4th Meeting of the Caribbean Large Marine Ecosystem (CLME) Project culminates with approval of 10-year Strategic Action Programme for the Sustainable Management of Shared Living Marine Resources
The meeting was organized by the “CLME” Project – a multi-million dollar project which covers the almost 4,5 million km2 of marine space constituted by the Caribbean and North Brazil Shelf Large Marine Ecosystems (also called “LME”s).
The CLME Project aims at reversing the trends of environmental degradation in the project area, which is well known for its rich natural features, including coastal and pelagic fishery resources, beaches and coral reefs, and associated biological diversity. As with many other marine areas in the world, the region has been suffering from environmental problems such as overfishing, habitat degradation, pollution, invasive species and climate change.
The CLME’s Strategic Action Programme focuses on enhancing region-wide coordination and collaboration among all countries surrounding the Caribbean LME. Many of the economically important marine species -as well the environmental problems that affect these species- are transboundary in nature, meaning they are shared among the countries. For this reason, over the past decades, the critical need for joint, concerted action to ensure the sustainable use and protection of these natural resources has become increasingly recognized.
On Wednesday 6 March 2013 at the 4th and final Steering Committee Meeting of the “Caribbean Large Marine Ecosystem” Project convened in the city of Cartagena, Colombia, many years of preparatory work culminated in the technical approval of a 30-page document: the CLME Strategic Action Programme (SAP). This document provides both participating countries and the donor community with a framework and guidelines for concerted action in the fields of fisheries enhancement, fisheries sustainability, biodiversity and ecosystem protection, and alternative livelihoods. Now that the document was approved at the technical level by the Steering Committee, it will be be brought to the responsible ministries in all participating countries for their political endorsement, after which new investments can be attracted to the region to help implement the programme.

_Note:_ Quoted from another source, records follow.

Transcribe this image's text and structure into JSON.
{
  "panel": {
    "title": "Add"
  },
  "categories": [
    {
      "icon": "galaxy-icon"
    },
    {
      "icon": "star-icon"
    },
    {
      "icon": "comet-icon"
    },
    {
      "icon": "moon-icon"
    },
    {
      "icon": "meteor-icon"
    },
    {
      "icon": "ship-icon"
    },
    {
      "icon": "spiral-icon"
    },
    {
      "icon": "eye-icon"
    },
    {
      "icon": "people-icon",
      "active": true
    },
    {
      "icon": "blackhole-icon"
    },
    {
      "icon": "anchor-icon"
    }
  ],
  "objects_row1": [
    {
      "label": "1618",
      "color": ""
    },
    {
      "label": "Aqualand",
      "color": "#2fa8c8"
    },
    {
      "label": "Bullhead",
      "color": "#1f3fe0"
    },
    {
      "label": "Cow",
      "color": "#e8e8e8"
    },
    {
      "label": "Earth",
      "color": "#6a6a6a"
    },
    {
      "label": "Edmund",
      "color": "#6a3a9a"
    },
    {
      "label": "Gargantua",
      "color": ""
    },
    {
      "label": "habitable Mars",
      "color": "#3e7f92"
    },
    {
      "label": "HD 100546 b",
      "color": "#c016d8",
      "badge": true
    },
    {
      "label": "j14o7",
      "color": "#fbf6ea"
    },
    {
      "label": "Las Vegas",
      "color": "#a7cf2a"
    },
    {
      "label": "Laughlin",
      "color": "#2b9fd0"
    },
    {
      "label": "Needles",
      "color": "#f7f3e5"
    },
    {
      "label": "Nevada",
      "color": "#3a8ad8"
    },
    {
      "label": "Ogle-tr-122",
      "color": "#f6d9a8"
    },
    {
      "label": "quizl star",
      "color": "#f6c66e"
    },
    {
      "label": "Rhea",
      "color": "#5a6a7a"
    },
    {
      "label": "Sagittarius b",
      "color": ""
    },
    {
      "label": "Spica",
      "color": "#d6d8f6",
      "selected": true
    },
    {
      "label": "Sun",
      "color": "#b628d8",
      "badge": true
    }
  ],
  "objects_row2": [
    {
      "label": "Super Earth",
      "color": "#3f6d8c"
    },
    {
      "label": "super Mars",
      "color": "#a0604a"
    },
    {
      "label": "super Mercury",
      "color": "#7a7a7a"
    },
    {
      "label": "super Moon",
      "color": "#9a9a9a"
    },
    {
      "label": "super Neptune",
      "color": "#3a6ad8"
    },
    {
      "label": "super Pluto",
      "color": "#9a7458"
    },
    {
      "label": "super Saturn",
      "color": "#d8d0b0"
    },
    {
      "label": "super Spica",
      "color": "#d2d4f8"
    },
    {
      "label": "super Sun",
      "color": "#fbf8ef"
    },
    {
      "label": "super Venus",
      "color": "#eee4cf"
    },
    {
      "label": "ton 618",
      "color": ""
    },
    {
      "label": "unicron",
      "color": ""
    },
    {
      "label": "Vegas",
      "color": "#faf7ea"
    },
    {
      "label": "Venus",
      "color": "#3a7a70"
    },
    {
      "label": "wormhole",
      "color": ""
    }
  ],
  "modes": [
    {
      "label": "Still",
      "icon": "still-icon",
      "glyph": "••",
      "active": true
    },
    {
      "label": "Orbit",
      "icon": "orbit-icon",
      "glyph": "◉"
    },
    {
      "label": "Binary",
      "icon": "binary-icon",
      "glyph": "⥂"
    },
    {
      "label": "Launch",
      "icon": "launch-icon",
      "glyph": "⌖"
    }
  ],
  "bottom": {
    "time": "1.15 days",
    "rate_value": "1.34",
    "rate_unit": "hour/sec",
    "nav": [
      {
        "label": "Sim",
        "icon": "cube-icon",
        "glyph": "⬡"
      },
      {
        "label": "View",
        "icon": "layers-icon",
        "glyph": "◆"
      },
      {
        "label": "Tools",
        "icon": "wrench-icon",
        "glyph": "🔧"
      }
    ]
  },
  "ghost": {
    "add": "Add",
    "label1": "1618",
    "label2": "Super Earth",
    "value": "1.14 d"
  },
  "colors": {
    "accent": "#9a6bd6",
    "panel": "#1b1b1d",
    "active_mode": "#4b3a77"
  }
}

Together with the participating United Nations agencies and regional organizations, the Global Environment Facility (GEF) –the entity that co-financed the CLME Project- applauded this remarkable achievement by the participating countries. The representative highlighted the extraordinary nature of the event: “this is the largest number of participating countries ever to agree upon such a regional plan since the initiation of the GEF’s global Large Marine Ecosystem programme back in the nineties”. The GEF representative at the meeting further provided insights on how the organization –as the world’s largest funder of projects to improve the global environment- could further assist the CLME countries in implementing the highest-priority actions of this Strategic Action Programme.
- Globally, Large Marine Ecosystems (LMEs) produce about 80% of the annual marine fisheries catch. Many of these LMEs are shared by multiple countries, making collaboration among nations essential for ensuring the sustainable use of the associated natural resources
- In the Caribbean alone, the fisheries sector brings approximately US$ 1.2 billion annually in export earnings into the region
- Twenty-five million tourists choose to holiday in the Caribbean each year, largely attracted by the region’s climate and richness in natural features, in particular those related to its marine environment. Dependence on tourism implies dependence on the capacity of the marine ecosystems to continue providing the services, goods and conditions which make the region such a popular destination.
- The 4th Meeting of the CLME Steering Committee -which was co-chaired by Bahamas and the host country Colombia- took place in the city of Cartagena de Indias, Colombia, on 5 and 6 March 2013. The meeting counted with representatives from a record number of 21 countries: Antigua and Barbuda, Bahamas, Belize, Brazil, Colombia, Costa Rica, Cuba, Dominica, Dominican Republic, Guatemala, Guyana, Haiti, Honduras, Jamaica, Panama, Saint Kitts and Nevis, Saint Lucia, Saint Vincent and the Grenadines, Suriname, Trinidad and Tobago, and the United States of America. Contributions were further also received from Barbados, Mexico, Nicaragua and Grenada who could not travel to Cartagena but provided inputs via alternative means.
- The CLME Project is being implemented through the United Nations Development Programme (UNDP), in direct collaboration with other international and regional organizations such as the Intergovernmental Oceanographic Commission of UNESCO -Caribbean Office (IOCARIBE), the United Nations Office for Project Services (UNOPS), the United Nations Environment Programme (UNEP), the United Nations Food and Agriculture Organization (FAO) and the Western Central Atlantic Fisheries Commission (WECAFC), the Caribbean Regional Fisheries Mechanism (CRFM), the Organization of the Fisheries and Aquaculture Sector of the Central American Isthmus (OSPESCA), the Centre for Resource Management and Environmental Studies of the University of the West Indies (CERMES/UWI), and many more.
- The CLME project is open to collaboration with all territories, states and organizations in the project region.